harper bottle21. Get into a routine – start pumping before you return to work, if possible. Get your body used to the pump and try to pump the same times you would at work so your body gets into a rhythm. This will make it less of an adjustment when you return to work because you’ll already have a routine established.

2. Plan ahead – how many times will you need to pump at work and for how long? How will you make sure you bring the supplies you need each day? Where will you pump and store your milk? Addressing these questions about a week before you arrive back to work will allow you to have a solid plan to integrate pumping into your day. Remember that we have a wonderful Milk Bank where employees can pump located on the fourth floor of the West Tower. If you work off-campus, make sure there is a room or office you can pump in prior to returning to work.

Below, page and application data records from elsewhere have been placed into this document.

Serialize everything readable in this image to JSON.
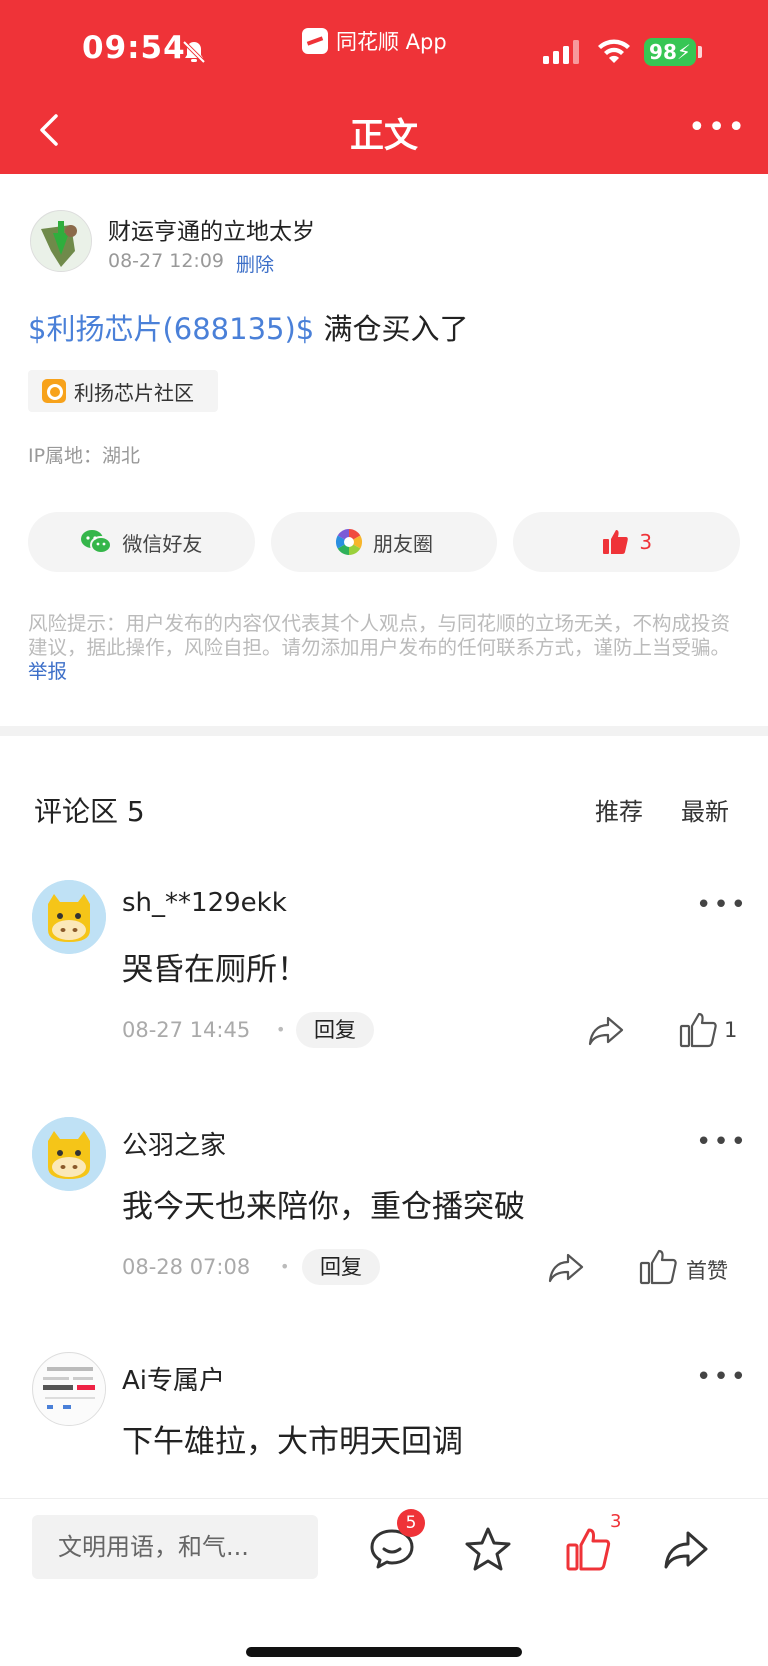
{
  "status_bar": {
    "time": "09:54",
    "app_name": "同花顺 App",
    "battery": "98"
  },
  "header": {
    "title": "正文"
  },
  "post": {
    "author": "财运亨通的立地太岁",
    "time": "08-27 12:09",
    "delete_label": "删除",
    "stock_link": "$利扬芯片(688135)$",
    "text": " 满仓买入了",
    "community_tag": "利扬芯片社区",
    "ip_location": "IP属地：湖北"
  },
  "share": {
    "wechat_label": "微信好友",
    "moments_label": "朋友圈",
    "like_count": "3"
  },
  "disclaimer": {
    "text": "风险提示：用户发布的内容仅代表其个人观点，与同花顺的立场无关，不构成投资建议，据此操作，风险自担。请勿添加用户发布的任何联系方式，谨防上当受骗。",
    "report_label": "举报"
  },
  "comments": {
    "title": "评论区 5",
    "sort_recommend": "推荐",
    "sort_latest": "最新",
    "reply_label": "回复",
    "items": [
      {
        "name": "sh_**129ekk",
        "text": "哭昏在厕所！",
        "time": "08-27 14:45",
        "likes": "1"
      },
      {
        "name": "公羽之家",
        "text": "我今天也来陪你，重仓播突破",
        "time": "08-28 07:08",
        "likes": "首赞"
      },
      {
        "name": "Ai专属户",
        "text": "下午雄拉，大市明天回调",
        "time": "",
        "likes": ""
      }
    ]
  },
  "bottom_bar": {
    "input_placeholder": "文明用语，和气...",
    "comment_badge": "5",
    "like_count": "3"
  },
  "colors": {
    "brand_red": "#ef3338",
    "link_blue": "#4a80d8"
  }
}
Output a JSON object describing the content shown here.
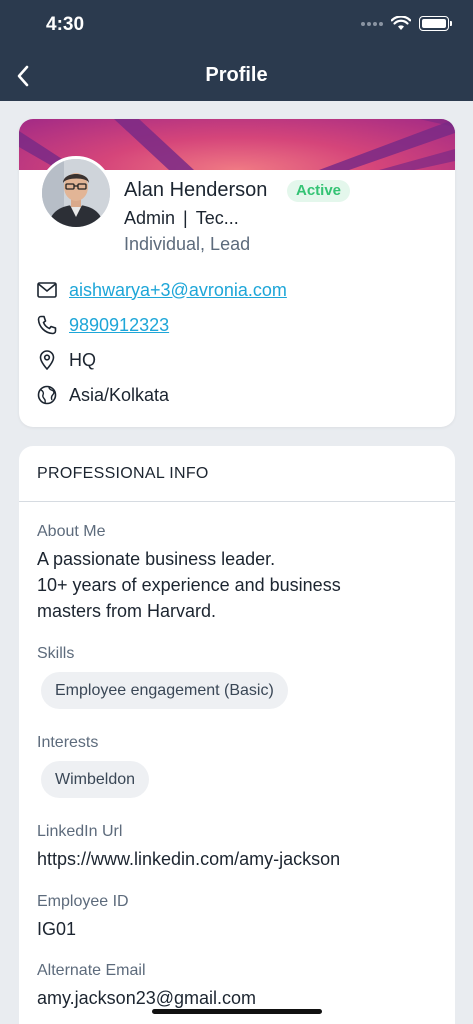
{
  "status_bar": {
    "time": "4:30"
  },
  "header": {
    "title": "Profile"
  },
  "profile": {
    "name": "Alan Henderson",
    "status": "Active",
    "role": "Admin",
    "separator": "|",
    "department": "Tec...",
    "user_type": "Individual, Lead",
    "email": "aishwarya+3@avronia.com",
    "phone": "9890912323",
    "location": "HQ",
    "timezone": "Asia/Kolkata"
  },
  "professional_info": {
    "section_title": "PROFESSIONAL INFO",
    "about_label": "About Me",
    "about_lines": [
      "A passionate business leader.",
      "10+ years of experience and business",
      "masters from Harvard."
    ],
    "skills_label": "Skills",
    "skills": [
      "Employee engagement (Basic)"
    ],
    "interests_label": "Interests",
    "interests": [
      "Wimbeldon"
    ],
    "linkedin_label": "LinkedIn Url",
    "linkedin_value": "https://www.linkedin.com/amy-jackson",
    "employee_id_label": "Employee ID",
    "employee_id_value": "IG01",
    "alt_email_label": "Alternate Email",
    "alt_email_value": "amy.jackson23@gmail.com"
  },
  "colors": {
    "header_bg": "#2b3a4e",
    "active_green": "#34c374",
    "link_blue": "#1ea6d8",
    "banner_pink": "#d5457a"
  },
  "icons": {
    "back": "chevron-left-icon",
    "email": "mail-icon",
    "phone": "phone-icon",
    "location": "map-pin-icon",
    "timezone": "globe-icon"
  }
}
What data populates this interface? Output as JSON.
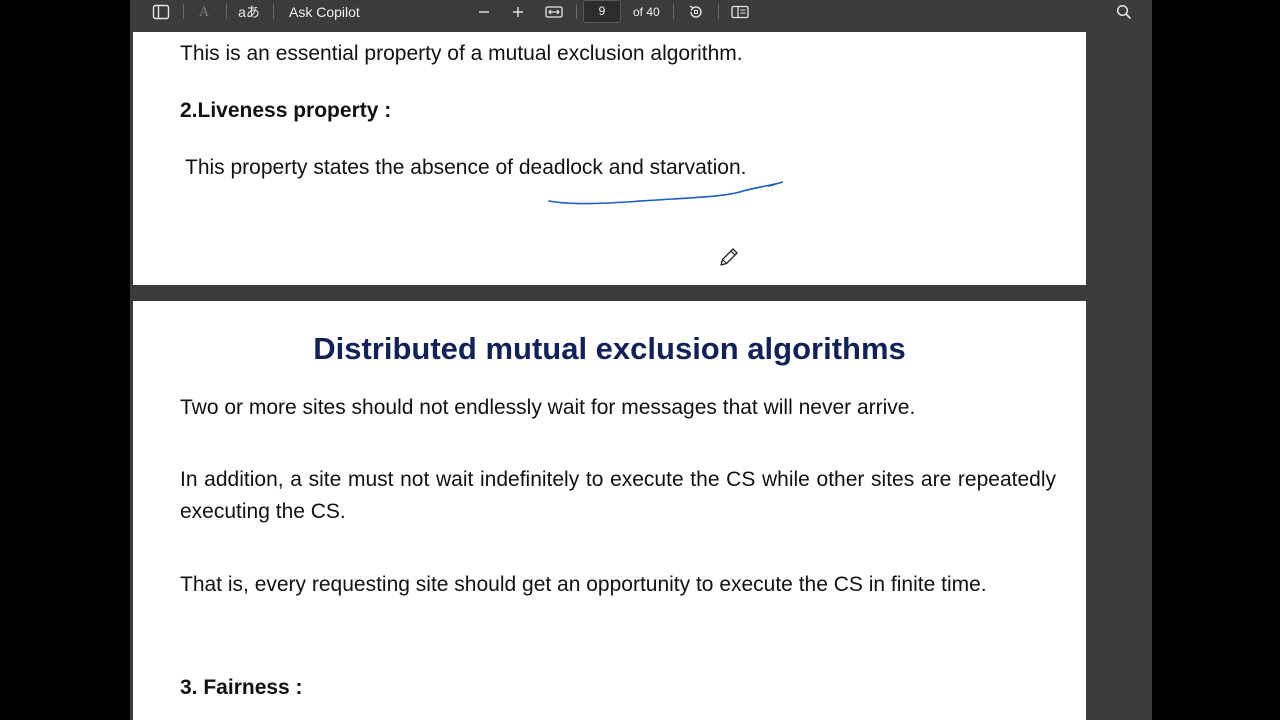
{
  "toolbar": {
    "ask_copilot": "Ask Copilot",
    "page_number": "9",
    "page_total": "of 40",
    "read_aloud_glyph": "A",
    "translate_glyph": "aあ",
    "icons": [
      "sidebar-toggle-icon",
      "read-aloud-icon",
      "translate-icon",
      "zoom-out-icon",
      "zoom-in-icon",
      "fit-width-icon",
      "rotate-icon",
      "page-view-icon",
      "search-icon"
    ]
  },
  "page1": {
    "line1": "This is an essential property of a mutual exclusion algorithm.",
    "heading": "2.Liveness property :",
    "line2": "This property states the absence of deadlock and starvation."
  },
  "page2": {
    "title": "Distributed mutual exclusion algorithms",
    "para1": "Two or more sites should not endlessly wait for messages that will never arrive.",
    "para2": "In addition, a site must not wait indefinitely to execute the CS while other sites are repeatedly executing the CS.",
    "para3": "That is, every requesting site should get an opportunity to execute the CS in finite time.",
    "heading": "3. Fairness :"
  },
  "colors": {
    "toolbar_bg": "#3b3b3b",
    "title_color": "#122257",
    "ink_color": "#1b5fbf"
  }
}
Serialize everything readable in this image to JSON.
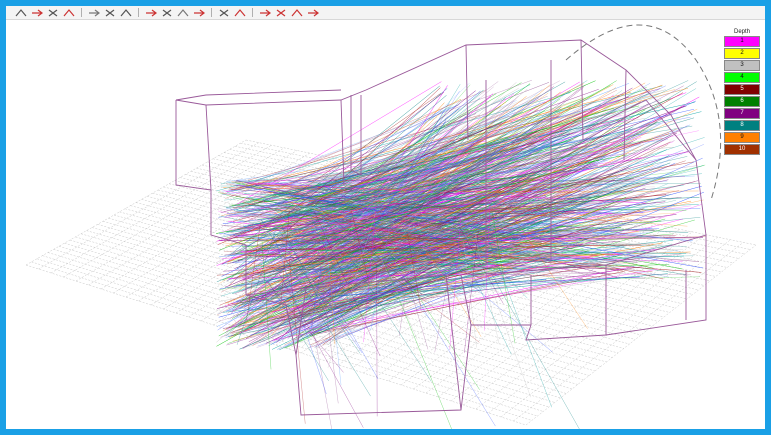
{
  "legend": {
    "title": "Depth",
    "items": [
      {
        "label": "1",
        "color": "#ff00ff"
      },
      {
        "label": "2",
        "color": "#ffff00"
      },
      {
        "label": "3",
        "color": "#c0c0c0"
      },
      {
        "label": "4",
        "color": "#00ff00"
      },
      {
        "label": "5",
        "color": "#800000"
      },
      {
        "label": "6",
        "color": "#008000"
      },
      {
        "label": "7",
        "color": "#800080"
      },
      {
        "label": "8",
        "color": "#008080"
      },
      {
        "label": "9",
        "color": "#ff8000"
      },
      {
        "label": "10",
        "color": "#a03000"
      }
    ]
  },
  "toolbar": {
    "buttons": [
      {
        "name": "rotate-tool-button",
        "icon": "rotate-icon"
      },
      {
        "name": "zoom-tool-button",
        "icon": "zoom-icon"
      },
      {
        "name": "pan-tool-button",
        "icon": "pan-icon"
      },
      {
        "name": "select-tool-button",
        "icon": "pointer-icon"
      },
      {
        "name": "view-front-button",
        "icon": "view-front-icon"
      },
      {
        "name": "view-top-button",
        "icon": "view-top-icon"
      },
      {
        "name": "view-side-button",
        "icon": "view-side-icon"
      },
      {
        "name": "source-button",
        "icon": "source-icon"
      },
      {
        "name": "receiver-button",
        "icon": "receiver-icon"
      },
      {
        "name": "ray-button",
        "icon": "ray-icon"
      },
      {
        "name": "reflect-button",
        "icon": "reflect-icon"
      },
      {
        "name": "grid-button",
        "icon": "grid-icon"
      },
      {
        "name": "wire-button",
        "icon": "wireframe-icon"
      },
      {
        "name": "prev-button",
        "icon": "arrow-left-icon"
      },
      {
        "name": "next-button",
        "icon": "arrow-right-icon"
      },
      {
        "name": "first-button",
        "icon": "first-icon"
      },
      {
        "name": "last-button",
        "icon": "last-icon"
      }
    ]
  },
  "colors": {
    "frame_border": "#1aa0e6",
    "wireframe": "#9a5a9a",
    "grid": "#b8b8b8"
  }
}
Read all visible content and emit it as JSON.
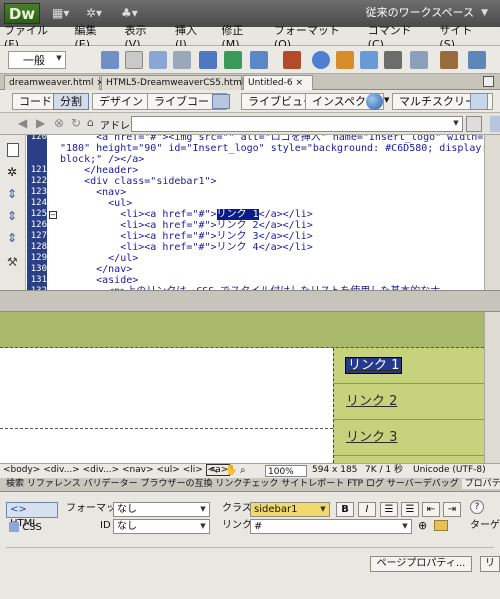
{
  "app": {
    "logo": "Dw",
    "workspace": "従来のワークスペース"
  },
  "menu": [
    "ファイル(F)",
    "編集(E)",
    "表示(V)",
    "挿入(I)",
    "修正(M)",
    "フォーマット(O)",
    "コマンド(C)",
    "サイト(S)"
  ],
  "insert_bar": {
    "category": "一般"
  },
  "doc_tabs": [
    "dreamweaver.html",
    "HTML5-DreamweaverCS5.html*",
    "Untitled-6"
  ],
  "doc_toolbar": {
    "code": "コード",
    "split": "分割",
    "design": "デザイン",
    "live_code": "ライブコード",
    "live_view": "ライブビュー",
    "inspect": "インスペクト",
    "multiscreen": "マルチスクリーン"
  },
  "address_bar": {
    "label": "アドレス:",
    "value": ""
  },
  "code": {
    "lines": [
      {
        "n": "120",
        "text": "      <a href=\"#\"><img src=\"\" alt=\"ロゴを挿入\" name=\"Insert_logo\" width=",
        "clip": true
      },
      {
        "n": "",
        "text": "\"180\" height=\"90\" id=\"Insert_logo\" style=\"background: #C6D580; display:"
      },
      {
        "n": "",
        "text": "block;\" /></a>"
      },
      {
        "n": "121",
        "text": "    </header>"
      },
      {
        "n": "122",
        "text": "    <div class=\"sidebar1\">"
      },
      {
        "n": "123",
        "text": "      <nav>"
      },
      {
        "n": "124",
        "text": "        <ul>"
      },
      {
        "n": "125",
        "pre": "          <li><a href=\"#\">",
        "hl": "リンク 1",
        "post": "</a></li>"
      },
      {
        "n": "126",
        "text": "          <li><a href=\"#\">リンク 2</a></li>"
      },
      {
        "n": "127",
        "text": "          <li><a href=\"#\">リンク 3</a></li>"
      },
      {
        "n": "128",
        "text": "          <li><a href=\"#\">リンク 4</a></li>"
      },
      {
        "n": "129",
        "text": "        </ul>"
      },
      {
        "n": "130",
        "text": "      </nav>"
      },
      {
        "n": "131",
        "text": "      <aside>"
      },
      {
        "n": "132",
        "text": "        <p>上のリンクは、CSS でスタイル付けしたリストを使用した基本的なナ"
      }
    ]
  },
  "design": {
    "links": [
      "リンク 1",
      "リンク 2",
      "リンク 3"
    ]
  },
  "status": {
    "tags": [
      "<body>",
      "<div...>",
      "<div...>",
      "<nav>",
      "<ul>",
      "<li>",
      "<a>"
    ],
    "zoom": "100%",
    "size": "594 x 185",
    "weight": "7K / 1 秒",
    "encoding": "Unicode (UTF-8)"
  },
  "panel_tabs": [
    "検索",
    "リファレンス",
    "バリデーター",
    "ブラウザーの互換",
    "リンクチェック",
    "サイトレポート",
    "FTP ログ",
    "サーバーデバッグ",
    "プロパティ"
  ],
  "properties": {
    "html_label": "HTML",
    "css_label": "CSS",
    "format_label": "フォーマット",
    "format_value": "なし",
    "id_label": "ID",
    "id_value": "なし",
    "class_label": "クラス",
    "class_value": "sidebar1",
    "link_label": "リンク",
    "link_value": "#",
    "bold": "B",
    "italic": "I",
    "target_label": "ターゲ",
    "page_props": "ページプロパティ..."
  }
}
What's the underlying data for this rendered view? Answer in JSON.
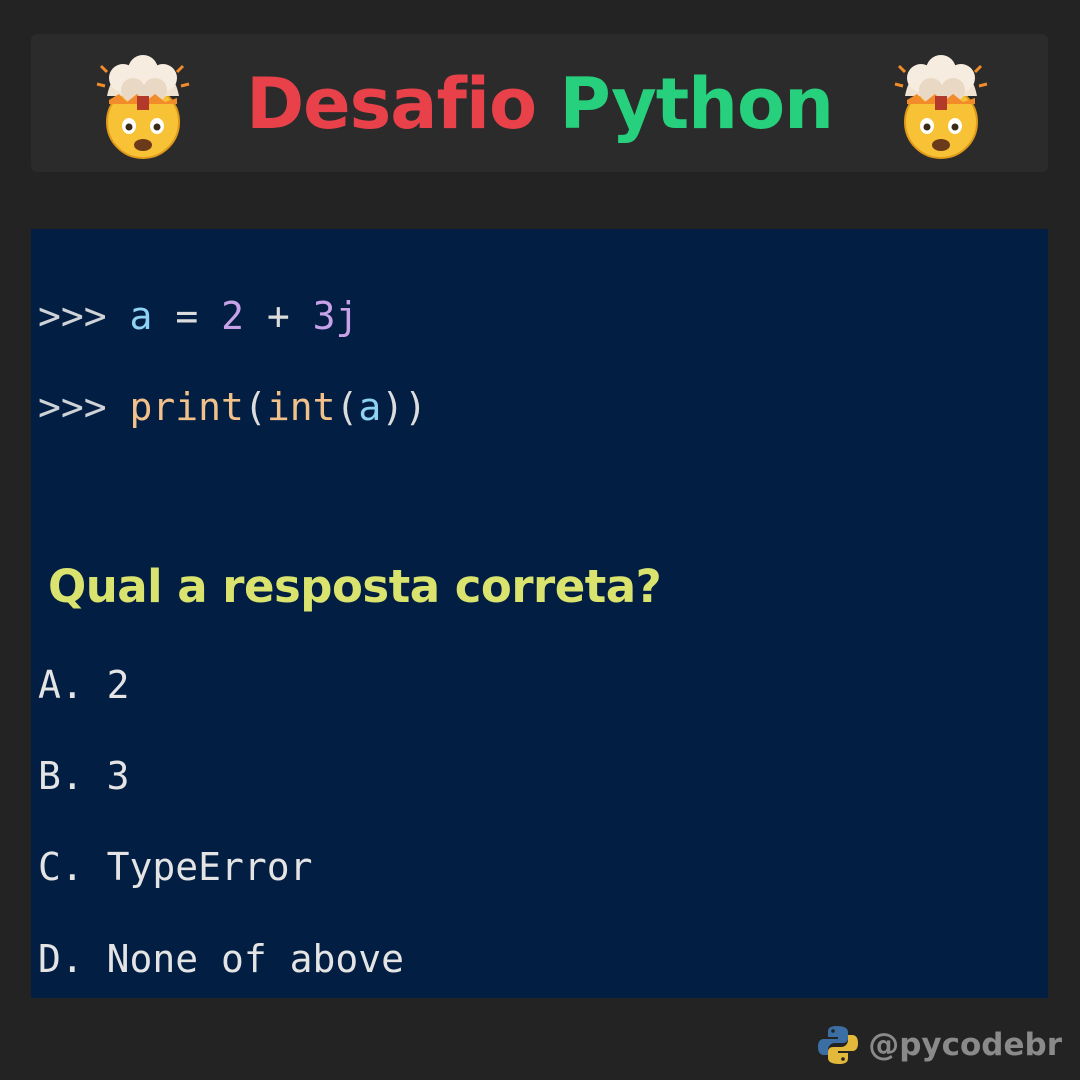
{
  "header": {
    "title_word1": "Desafio",
    "title_word2": "Python",
    "left_icon": "exploding-head-icon",
    "right_icon": "exploding-head-icon",
    "colors": {
      "word1": "#e8414a",
      "word2": "#27d07c"
    }
  },
  "code": {
    "line1": {
      "prompt": ">>>",
      "var": "a",
      "eq": "=",
      "num1": "2",
      "plus": "+",
      "num2": "3j"
    },
    "line2": {
      "prompt": ">>>",
      "fn_print": "print",
      "open1": "(",
      "fn_int": "int",
      "open2": "(",
      "arg": "a",
      "close": "))"
    }
  },
  "question": "Qual a resposta correta?",
  "options": [
    "A. 2",
    "B. 3",
    "C. TypeError",
    "D. None of above"
  ],
  "footer": {
    "logo_icon": "python-logo-icon",
    "handle": "@pycodebr"
  },
  "colors": {
    "background": "#232323",
    "panel": "#021e42",
    "question": "#d9e36e"
  }
}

3. Build a support network – some days, what got me through was talking to coworkers and friends who pumped. Their stories and words of encouragement motivated me. If you’re a mom who pumped at work, offer encouragement to moms returning to work. Sometimes a simple “you’re doing a great job!” can make someone’s day.

4. Get your partner involved – my husband has been very supportive and I could not be more thankful. Each morning he packs a Ziploc bag containing my pumping parts for the day as well as a cooler bag. It’s one less thing for me to think about in the morning.

5. Make small goals – though my ultimate goal was to provide my daughter with breast milk for the entire first year of her life, I made smaller goals as a way to take pressure off of myself. My first goal was six months, then nine. By the time I made it to nine months, getting to 12 didn’t seem so far away.

6. Celebrate! Speaking of making goals, it’s just as important to reward yourself for meeting each goal. Maybe it’s a fancy dinner or a new pair of shoes. Maybe it’s simply enjoying your favorite dessert after dinner – celebrate each breastfeeding milestone. You deserve it!

bottle parts7. Be productive – though pumping limits what you can do, there are ways to make that time count. Answer emails on your smartphone, tablet or laptop, review lengthier documents that require proofing or clean out and organize your inbox. You could also pump during your lunch break and eat at the same time. If you’re using your lunch break to pump, make that your “me time” which you don’t get a lot of as a new mom and do something you enjoy!

8. The light at the end of the tunnel – try to remember pumping isn’t forever and remind yourself about the important benefits you’re providing to your baby. Anytime I had a rough day and hated the idea of pumping (yet again) I reminded myself that it’s temporary and I focused on how my daughter is growing the thriving with the nutrition only I can provide for her.

9. Don’t be afraid to ask for help – that’s what our lactation support and milk bank staff are for. I’ve called many times myself.

10. Don’t be too hard on yourself – deciding to stop breastfeeding can cause a lot of guilt. If you find you don’t want to or cannot continue, don’t focus on what you’ll no longer provide- focus on what you have provided to your child. Breastfeeding has cumulative benefits so each day counts! Celebrate what you provided, no matter how long or short a time.

I hope this helps all of the new moms who are returning to work and trying to manage new schedules. Take it one day at a time and remember, YOU CAN DO IT!

Watch the newest “Super Star” video featuring partner Lindsey Gurganious in Intensive Care West Tower. “Being given this award reminded me that no matter what your role is at Texas Children’s, you have a part in our patient’s and their family’s lives,” Lindsey said. Check out her video, and find out how you and your coworkers can nominate a Super Star to be featured in the “Super Star” section on Connect.

Texas Children’s Autism Center promoted awareness of Autism Spectrum Disorder (ASD) at a recent bridge event. They provided information about ASD, early intervention services and community resources and were available to answer questions. Also several other non-profit organizations were present to promote awareness and available local services. Stickers for the May 2 Autism Awareness Blue Jeans Day were available for purchase. Contact Stacey Broton at Ext. 4-8385 for stickers.

Event photos: